- The Aberlady Bay Nature Reserve is also part of a Site of Special Scientific Interest, due to its botanical, ornithological and geomorphologic significance. The Reserve covers an area of 582 hectares (1,439 acres), of which two-thirds falls below the high-tide mark and consists of tidal sand, mud flats and pioneer salt marsh. The aim of the Reserve is to conserve the habitats, flora and fauna found within the area and the resultant landscape character. The only facilities in the reserve are some rather basic toilets by the car park. Please note that dogs are not permitted on the Reserve April-July inclusive, and that they must be kept on a lead at all times during the rest of the year.
- The Isle of Wight Zoo specialises in the care and conservation of big cats and Madagascan animals. It is situated at Yaverland near the sea and the staff are really friendly and encourage visitors to participate as much as possible. Offering a close encounter with a big cat is a brilliant way to get people to appreciate these gorgeous creatures and have a once in a lifetime experience with tigers or a lemur. The zoo also offers tours which are a big success. The friendly guides help you explore the zoo, stopping off to meet the zoo keepers who introduce you to their animals. These are the people who will be able to tell you how much poo tigers do and what the monkeys like for breakfast. An average time schedule for the zoo is like this10:30am – Meet the Monkeys 11:00am – Big Cat Tour 11.30am – Zoolittle Farm 12:30pm – Lemur Feeding 1:30pm to 2.30pm – Animal Encounters Drop-In Session in Zoo at Home 2:00pm – Porcupine Feeding 2.30pm – Big Cat Feeding 3:30pm – Monkey Feeding 4:00pm – Tiger Sanctuary 4:30pm – Big Cat Feeding 5:00pm – Animal Encounters Drop-In Session in Zoo at HomeWell worth a visit and the kids will love it! They are open seven days a week including bank holidays from 10am staying open a bit later in the Summer months! Check the website for any closures due to adverse weather!

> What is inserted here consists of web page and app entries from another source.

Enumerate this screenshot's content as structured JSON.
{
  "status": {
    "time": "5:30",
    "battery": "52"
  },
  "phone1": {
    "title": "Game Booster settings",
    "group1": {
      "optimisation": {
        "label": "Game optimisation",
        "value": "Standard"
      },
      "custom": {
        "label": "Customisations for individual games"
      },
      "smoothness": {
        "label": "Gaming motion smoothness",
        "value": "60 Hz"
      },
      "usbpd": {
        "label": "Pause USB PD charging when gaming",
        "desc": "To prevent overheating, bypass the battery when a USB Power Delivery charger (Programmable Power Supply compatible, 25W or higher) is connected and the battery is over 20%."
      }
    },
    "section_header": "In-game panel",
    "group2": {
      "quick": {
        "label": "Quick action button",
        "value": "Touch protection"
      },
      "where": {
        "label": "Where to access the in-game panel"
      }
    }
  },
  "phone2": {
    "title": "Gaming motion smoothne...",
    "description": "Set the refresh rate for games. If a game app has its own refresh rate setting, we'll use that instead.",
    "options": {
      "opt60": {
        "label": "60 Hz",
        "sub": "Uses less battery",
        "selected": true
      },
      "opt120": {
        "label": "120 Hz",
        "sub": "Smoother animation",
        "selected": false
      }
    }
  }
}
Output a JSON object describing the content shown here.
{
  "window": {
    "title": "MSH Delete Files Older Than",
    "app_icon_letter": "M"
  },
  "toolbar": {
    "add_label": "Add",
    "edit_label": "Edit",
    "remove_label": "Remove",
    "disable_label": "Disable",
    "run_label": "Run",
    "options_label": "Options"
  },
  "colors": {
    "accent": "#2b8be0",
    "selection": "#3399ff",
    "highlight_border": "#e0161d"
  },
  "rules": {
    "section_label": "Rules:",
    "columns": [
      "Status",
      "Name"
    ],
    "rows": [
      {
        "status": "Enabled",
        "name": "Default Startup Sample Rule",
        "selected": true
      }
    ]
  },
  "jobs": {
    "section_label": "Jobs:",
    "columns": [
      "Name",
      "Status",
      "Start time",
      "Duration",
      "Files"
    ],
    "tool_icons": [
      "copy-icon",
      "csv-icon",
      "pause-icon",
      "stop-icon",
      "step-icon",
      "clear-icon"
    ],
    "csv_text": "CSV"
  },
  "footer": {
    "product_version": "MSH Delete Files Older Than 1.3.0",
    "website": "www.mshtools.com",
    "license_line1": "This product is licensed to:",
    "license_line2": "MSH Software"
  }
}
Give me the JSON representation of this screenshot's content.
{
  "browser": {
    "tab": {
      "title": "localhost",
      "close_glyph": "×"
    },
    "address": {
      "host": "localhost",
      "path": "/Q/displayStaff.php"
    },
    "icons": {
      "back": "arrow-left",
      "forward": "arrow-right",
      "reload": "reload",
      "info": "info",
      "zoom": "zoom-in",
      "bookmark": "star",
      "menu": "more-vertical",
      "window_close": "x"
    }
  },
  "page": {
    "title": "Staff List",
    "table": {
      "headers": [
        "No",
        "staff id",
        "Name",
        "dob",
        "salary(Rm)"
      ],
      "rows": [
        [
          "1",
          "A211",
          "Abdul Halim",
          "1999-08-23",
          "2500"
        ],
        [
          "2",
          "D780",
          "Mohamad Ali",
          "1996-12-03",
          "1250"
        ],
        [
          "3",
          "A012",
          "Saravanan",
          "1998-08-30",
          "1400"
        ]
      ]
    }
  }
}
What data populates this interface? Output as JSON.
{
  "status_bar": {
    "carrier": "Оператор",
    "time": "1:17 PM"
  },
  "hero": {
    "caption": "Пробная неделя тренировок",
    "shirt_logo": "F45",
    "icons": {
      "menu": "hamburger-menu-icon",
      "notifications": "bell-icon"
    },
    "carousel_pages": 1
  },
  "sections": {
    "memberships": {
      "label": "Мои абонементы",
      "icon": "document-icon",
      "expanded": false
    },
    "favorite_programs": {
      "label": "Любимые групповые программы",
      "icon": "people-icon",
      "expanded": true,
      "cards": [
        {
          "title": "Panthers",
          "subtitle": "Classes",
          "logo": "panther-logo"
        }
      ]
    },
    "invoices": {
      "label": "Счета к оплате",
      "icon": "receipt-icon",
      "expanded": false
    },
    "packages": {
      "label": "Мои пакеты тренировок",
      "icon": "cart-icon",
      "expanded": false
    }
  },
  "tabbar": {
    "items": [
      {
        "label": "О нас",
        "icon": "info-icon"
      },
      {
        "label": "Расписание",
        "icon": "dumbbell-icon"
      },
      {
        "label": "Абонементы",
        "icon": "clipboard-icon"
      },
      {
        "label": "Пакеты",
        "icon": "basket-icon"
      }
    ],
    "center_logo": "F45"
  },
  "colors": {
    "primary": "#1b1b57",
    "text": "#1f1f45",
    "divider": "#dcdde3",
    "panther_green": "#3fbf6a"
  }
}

- Skomer Island lies off the coast of Pembrokeshire in south-western Wales. Covering 1.13 square miles in area, the island is renowned for its amazing wildlife and is a National Nature Reserve as well as a Site of Specific Scientific Interest. A third of the population of Manx Shearwaters nest here, with Atlantic puffins and many other seabirds also congregating in their thousands every year. Ferries sail between Martins Haven, on the mainland, and Skomer during the Easter to October period. There is a maximum number of visitors allowed on the island every day but you can either get on a day boat trip to Skomer or book to stay in some of the island’s self-catering accommodation during the spring and summer months.